Bengal’s long march

It was in May 1943 that Netaji Subhas Chandra Bose gave his clarion call: “Comrades! Soldiers! Let your battle-cry be—‘To Delhi! To Delhi!’ Our task will not end until our surviving heroes hold the victory parade.... on Lal Qila, the Red Fort of ancient Delhi.” Eight decades later, the seat of power in Delhi continues to elude Bengal’s leaders. If Gujarat has nursed the grouse that Mahatma Gandhi chose Jawaharlal Nehru over Sardar Vallabhbhai Patel, Bengal too has had the grievance that Gandhiji was half-hearted in his support for Bose. Netaji managed to convincingly defeat Pattabhi Sitaramayya in the party elections of 1939, but it was a pyrrhic victory. Unable to win over Gandhiji, Bose was left with little option but to resign and eventually walk his own path.

Bose and Patel had a reasonable chance of becoming free India’s first prime minister. Gandhiji’s decision to adopt Nehru queered the pitch. While Patel dutifully accepted Gandhiji’s decision, Bose revolted. A Gujarati managed to succeed Nehru’s daughter, when Morarji Desai became PM, and another one succeeded in ousting the Nehru-Gandhi dynasty. Bengal, on the other hand, has continued to miss the opportunity of hoisting Netaji’s flag on Lal Qila.

The ‘historic blunder’ of the politburo of the Communist Party of India (Marxist) robbed Jyoti Basu of the chances of becoming the first Bengali PM. Rajiv Gandhi’s acolytes and the coterie around Sonia Gandhi managed to stymie the chances of yet another Bengali, Pranab Mukherjee. Interestingly, both Basu and Mukherjee nursed a grievance on this score till the very end.

The north has had its PMs (Nehru, Shastri, Indira, Rajiv, V.P. Singh, Charan Singh, Chandra Shekhar, I.K. Gujral, Vajpayee and Manmohan Singh) and so have the south (Narasimha Rao and Deve Gowda) and the west (Morarji and Narendra Modi). The east never managed to get its own on Delhi’s throne.

Illustration: Bhaskaran Illustration: Bhaskaran

The coming assembly elections in West Bengal could once again offer Bengal the opportunity to throw up a national leader if Mamata Banerjee secures a third term. The verdict will decide not only who rules from Kolkata, but also who can potentially rule from Delhi if a credible coalition can be formed under Banerjee’s leadership. Little wonder then that the Bharatiya Janata Party is determined to ensure her defeat.

Bengal has every right to feel aggrieved. After all, it was not only the first capital of British India but also India’s intellectual capital. It was not for nothing that Gopalakrishna Gokhale said ‘what Bengal thinks today, India thinks tomorrow’. Political analysts have often suggested that if in 1996 the CPI(M) politburo had allowed Basu to head the United Front government it may have lasted its term.

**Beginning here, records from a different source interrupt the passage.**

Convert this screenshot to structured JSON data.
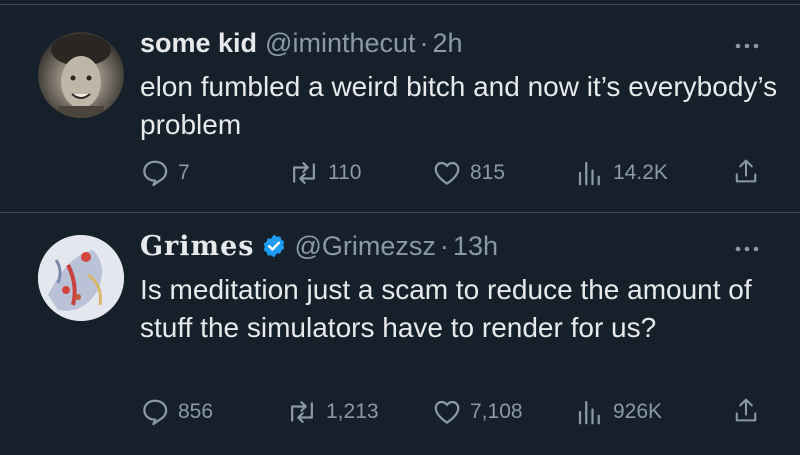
{
  "tweets": [
    {
      "display_name": "some kid",
      "handle": "@iminthecut",
      "separator": "·",
      "time": "2h",
      "text": "elon fumbled a weird bitch and now it’s everybody’s problem",
      "verified": false,
      "stats": {
        "replies": "7",
        "reposts": "110",
        "likes": "815",
        "views": "14.2K"
      }
    },
    {
      "display_name": "Grimes",
      "handle": "@Grimezsz",
      "separator": "·",
      "time": "13h",
      "text": "Is meditation just a scam to reduce the amount of stuff the simulators have to render for us?",
      "verified": true,
      "stats": {
        "replies": "856",
        "reposts": "1,213",
        "likes": "7,108",
        "views": "926K"
      }
    }
  ],
  "icons": {
    "reply": "reply-icon",
    "repost": "repost-icon",
    "like": "heart-icon",
    "views": "views-bar-chart-icon",
    "share": "share-icon",
    "more": "more-options-icon",
    "verified": "verified-badge-icon"
  },
  "colors": {
    "background": "#15202b",
    "text_primary": "#e7e9ea",
    "text_secondary": "#8b98a5",
    "divider": "#38444d",
    "verified_blue": "#1d9bf0"
  }
}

After all, the wily and well-heeled communist had established a record of sorts remaining chief minister for twenty-three long years.

More recently, it has been reported, Mukherjee has claimed in his yet-to-be published fourth volume of his autobiography that if he had been PM the Congress would not have suffered the ignominious defeat it did in 2014. Both Basu and Mukherjee were consummate politicians and had the ability to take friends and detractors along. Banerjee, on the other hand, has not yet demonstrated the capacity to be inclusive in her leadership. But then, neither has Modi. Perhaps the country wants tough-minded leaders.

The 2021 electoral contest in West Bengal would then be between a tough-minded Banerjee and an equally tough-minded Modi. It remains to be seen whether Banerjee will be able to summon the ghosts of Netaji, Basu and Mukherjee in her support and once again give a spirited call to fellow Bengalis, “Delhi Chalo!”